■ **WORK INSTRUCTIONS**
For the material that follows, list every line containing the word "name".

■ **SOURCE MATERIAL**
___

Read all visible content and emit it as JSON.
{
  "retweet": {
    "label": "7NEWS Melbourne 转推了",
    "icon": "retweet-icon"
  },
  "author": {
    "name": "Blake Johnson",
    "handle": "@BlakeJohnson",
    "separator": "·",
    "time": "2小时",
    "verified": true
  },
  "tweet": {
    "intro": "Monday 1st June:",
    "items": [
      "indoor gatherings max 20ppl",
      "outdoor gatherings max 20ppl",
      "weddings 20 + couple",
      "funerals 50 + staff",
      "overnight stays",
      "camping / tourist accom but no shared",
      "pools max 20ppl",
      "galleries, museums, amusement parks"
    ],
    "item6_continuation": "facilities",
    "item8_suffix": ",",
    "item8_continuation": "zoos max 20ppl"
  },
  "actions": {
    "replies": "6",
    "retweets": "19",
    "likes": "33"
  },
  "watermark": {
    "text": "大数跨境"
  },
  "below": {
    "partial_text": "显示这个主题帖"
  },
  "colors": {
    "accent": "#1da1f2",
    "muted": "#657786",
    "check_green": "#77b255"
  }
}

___

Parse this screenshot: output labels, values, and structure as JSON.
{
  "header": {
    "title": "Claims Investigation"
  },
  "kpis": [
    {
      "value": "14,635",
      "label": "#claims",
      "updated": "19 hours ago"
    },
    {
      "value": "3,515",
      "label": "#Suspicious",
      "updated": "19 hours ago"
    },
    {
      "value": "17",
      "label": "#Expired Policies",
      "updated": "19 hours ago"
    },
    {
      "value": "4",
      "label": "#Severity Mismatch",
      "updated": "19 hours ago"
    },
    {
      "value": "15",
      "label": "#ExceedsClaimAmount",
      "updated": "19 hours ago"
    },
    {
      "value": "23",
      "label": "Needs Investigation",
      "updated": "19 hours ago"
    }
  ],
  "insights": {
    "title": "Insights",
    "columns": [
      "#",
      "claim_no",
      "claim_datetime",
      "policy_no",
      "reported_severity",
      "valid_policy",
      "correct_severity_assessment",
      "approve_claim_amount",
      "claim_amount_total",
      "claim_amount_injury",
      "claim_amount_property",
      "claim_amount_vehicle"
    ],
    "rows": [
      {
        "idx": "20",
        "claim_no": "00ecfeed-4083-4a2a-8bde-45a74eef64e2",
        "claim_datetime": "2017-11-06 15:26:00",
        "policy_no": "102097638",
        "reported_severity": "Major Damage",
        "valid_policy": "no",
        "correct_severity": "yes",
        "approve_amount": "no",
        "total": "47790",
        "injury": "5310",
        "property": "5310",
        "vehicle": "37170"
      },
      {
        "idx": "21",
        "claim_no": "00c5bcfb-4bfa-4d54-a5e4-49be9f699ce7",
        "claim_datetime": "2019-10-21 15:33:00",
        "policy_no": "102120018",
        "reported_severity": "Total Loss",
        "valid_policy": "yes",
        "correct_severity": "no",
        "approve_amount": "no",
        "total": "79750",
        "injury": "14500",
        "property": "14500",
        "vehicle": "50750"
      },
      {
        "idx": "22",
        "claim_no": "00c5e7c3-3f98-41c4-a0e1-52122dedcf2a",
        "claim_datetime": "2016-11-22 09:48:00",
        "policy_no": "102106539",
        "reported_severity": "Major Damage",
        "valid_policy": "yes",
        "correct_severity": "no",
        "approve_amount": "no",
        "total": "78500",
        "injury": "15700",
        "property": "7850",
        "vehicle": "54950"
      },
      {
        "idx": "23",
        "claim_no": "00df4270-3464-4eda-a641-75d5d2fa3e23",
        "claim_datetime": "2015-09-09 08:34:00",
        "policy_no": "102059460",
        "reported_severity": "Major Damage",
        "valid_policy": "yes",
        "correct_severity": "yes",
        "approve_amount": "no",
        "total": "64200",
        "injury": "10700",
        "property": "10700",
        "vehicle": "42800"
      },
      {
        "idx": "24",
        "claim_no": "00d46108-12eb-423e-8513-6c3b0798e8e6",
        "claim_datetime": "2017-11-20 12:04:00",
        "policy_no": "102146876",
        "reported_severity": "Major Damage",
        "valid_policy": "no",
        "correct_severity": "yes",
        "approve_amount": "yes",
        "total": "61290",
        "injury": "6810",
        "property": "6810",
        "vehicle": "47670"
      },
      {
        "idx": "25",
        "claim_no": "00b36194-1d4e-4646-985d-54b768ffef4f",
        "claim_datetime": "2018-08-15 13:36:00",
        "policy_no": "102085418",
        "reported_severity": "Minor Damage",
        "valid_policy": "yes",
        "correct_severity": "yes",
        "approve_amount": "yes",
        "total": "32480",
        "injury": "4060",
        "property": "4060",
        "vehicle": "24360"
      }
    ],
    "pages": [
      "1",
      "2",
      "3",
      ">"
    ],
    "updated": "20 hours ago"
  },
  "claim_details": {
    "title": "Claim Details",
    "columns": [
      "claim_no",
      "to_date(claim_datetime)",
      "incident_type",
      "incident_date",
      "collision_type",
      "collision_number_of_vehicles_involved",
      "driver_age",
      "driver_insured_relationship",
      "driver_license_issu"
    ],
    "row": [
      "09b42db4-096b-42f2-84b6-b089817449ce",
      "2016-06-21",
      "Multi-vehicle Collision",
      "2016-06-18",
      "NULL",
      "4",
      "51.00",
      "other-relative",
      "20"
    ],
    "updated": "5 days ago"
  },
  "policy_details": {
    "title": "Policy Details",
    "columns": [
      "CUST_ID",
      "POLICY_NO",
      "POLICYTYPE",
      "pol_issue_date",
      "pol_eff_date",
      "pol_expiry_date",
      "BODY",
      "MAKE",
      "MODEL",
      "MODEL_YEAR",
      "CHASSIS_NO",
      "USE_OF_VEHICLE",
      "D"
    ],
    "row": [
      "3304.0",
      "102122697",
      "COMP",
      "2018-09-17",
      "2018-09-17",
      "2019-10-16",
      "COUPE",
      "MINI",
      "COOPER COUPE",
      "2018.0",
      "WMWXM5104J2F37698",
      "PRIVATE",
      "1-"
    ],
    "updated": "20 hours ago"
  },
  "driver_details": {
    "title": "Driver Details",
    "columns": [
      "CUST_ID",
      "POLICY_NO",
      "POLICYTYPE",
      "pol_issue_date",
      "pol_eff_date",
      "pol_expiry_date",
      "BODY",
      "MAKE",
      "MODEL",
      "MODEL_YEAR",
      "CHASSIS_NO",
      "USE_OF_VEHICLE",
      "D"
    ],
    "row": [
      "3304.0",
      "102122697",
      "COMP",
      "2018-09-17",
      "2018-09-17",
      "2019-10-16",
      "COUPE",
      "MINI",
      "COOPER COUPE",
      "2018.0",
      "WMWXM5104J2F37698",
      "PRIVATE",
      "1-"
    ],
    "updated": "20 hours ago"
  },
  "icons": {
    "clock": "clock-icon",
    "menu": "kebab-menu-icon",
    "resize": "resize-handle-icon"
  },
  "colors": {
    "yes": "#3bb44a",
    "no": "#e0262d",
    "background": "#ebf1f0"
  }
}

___

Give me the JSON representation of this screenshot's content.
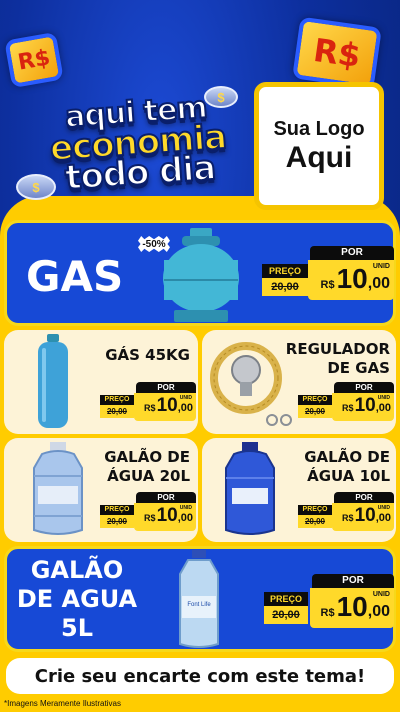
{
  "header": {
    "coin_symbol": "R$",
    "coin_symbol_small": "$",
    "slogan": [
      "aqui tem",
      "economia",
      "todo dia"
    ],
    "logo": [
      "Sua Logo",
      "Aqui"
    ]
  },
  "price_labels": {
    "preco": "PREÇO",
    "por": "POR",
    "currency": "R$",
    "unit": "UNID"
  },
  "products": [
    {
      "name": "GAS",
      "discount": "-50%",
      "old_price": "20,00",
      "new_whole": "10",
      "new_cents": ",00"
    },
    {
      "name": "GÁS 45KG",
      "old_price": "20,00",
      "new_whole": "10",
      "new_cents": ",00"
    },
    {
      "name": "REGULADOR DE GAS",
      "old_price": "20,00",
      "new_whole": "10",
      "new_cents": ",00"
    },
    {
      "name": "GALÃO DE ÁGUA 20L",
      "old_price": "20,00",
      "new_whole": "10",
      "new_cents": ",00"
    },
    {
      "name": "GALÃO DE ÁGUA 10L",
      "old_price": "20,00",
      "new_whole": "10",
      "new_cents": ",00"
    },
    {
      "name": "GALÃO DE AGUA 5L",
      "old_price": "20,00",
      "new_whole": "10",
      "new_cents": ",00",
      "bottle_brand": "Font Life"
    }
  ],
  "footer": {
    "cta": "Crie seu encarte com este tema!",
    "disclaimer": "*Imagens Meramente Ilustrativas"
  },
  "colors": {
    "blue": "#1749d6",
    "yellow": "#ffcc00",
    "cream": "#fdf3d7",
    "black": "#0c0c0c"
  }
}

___

■ **REPLY TO THE TASK**
    "name": "Blake Johnson",
      "name": "GAS",
      "name": "GÁS 45KG",
      "name": "REGULADOR DE GAS",
      "name": "GALÃO DE ÁGUA 20L",
      "name": "GALÃO DE ÁGUA 10L",
      "name": "GALÃO DE AGUA 5L",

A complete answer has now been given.